──────── Records shown

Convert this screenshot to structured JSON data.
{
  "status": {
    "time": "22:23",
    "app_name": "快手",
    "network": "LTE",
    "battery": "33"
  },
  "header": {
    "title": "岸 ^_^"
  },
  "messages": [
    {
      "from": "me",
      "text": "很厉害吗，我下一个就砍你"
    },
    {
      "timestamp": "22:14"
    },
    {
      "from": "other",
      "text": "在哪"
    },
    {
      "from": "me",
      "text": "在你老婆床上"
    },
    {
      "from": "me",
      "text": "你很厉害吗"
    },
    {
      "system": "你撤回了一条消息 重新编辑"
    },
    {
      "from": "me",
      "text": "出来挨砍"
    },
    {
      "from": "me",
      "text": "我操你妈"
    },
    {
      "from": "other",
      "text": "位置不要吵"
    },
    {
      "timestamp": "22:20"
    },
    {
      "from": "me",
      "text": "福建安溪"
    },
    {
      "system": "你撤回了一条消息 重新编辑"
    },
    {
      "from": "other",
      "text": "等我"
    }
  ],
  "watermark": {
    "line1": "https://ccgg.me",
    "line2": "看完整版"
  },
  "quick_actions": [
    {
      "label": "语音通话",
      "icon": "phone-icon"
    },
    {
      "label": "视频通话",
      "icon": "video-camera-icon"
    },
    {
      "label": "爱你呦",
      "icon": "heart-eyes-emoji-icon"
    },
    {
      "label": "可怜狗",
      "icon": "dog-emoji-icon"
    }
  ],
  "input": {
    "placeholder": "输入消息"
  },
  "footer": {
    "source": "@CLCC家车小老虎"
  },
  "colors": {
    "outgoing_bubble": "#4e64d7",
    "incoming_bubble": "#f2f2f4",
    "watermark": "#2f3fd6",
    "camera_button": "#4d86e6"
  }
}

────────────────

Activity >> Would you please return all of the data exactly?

Result for this task >>
Convert this screenshot to structured JSON data.
{
  "status": {
    "time": "22:23",
    "app_name": "快手",
    "network": "LTE",
    "battery": "33"
  },
  "header": {
    "title": "岸 ^_^"
  },
  "messages": [
    {
      "from": "me",
      "text": "很厉害吗，我下一个就砍你"
    },
    {
      "timestamp": "22:14"
    },
    {
      "from": "other",
      "text": "在哪"
    },
    {
      "from": "me",
      "text": "在你老婆床上"
    },
    {
      "from": "me",
      "text": "你很厉害吗"
    },
    {
      "system": "你撤回了一条消息 重新编辑"
    },
    {
      "from": "me",
      "text": "出来挨砍"
    },
    {
      "from": "me",
      "text": "我操你妈"
    },
    {
      "from": "other",
      "text": "位置不要吵"
    },
    {
      "timestamp": "22:20"
    },
    {
      "from": "me",
      "text": "福建安溪"
    },
    {
      "system": "你撤回了一条消息 重新编辑"
    },
    {
      "from": "other",
      "text": "等我"
    }
  ],
  "watermark": {
    "line1": "https://ccgg.me",
    "line2": "看完整版"
  },
  "quick_actions": [
    {
      "label": "语音通话",
      "icon": "phone-icon"
    },
    {
      "label": "视频通话",
      "icon": "video-camera-icon"
    },
    {
      "label": "爱你呦",
      "icon": "heart-eyes-emoji-icon"
    },
    {
      "label": "可怜狗",
      "icon": "dog-emoji-icon"
    }
  ],
  "input": {
    "placeholder": "输入消息"
  },
  "footer": {
    "source": "@CLCC家车小老虎"
  },
  "colors": {
    "outgoing_bubble": "#4e64d7",
    "incoming_bubble": "#f2f2f4",
    "watermark": "#2f3fd6",
    "camera_button": "#4d86e6"
  }
}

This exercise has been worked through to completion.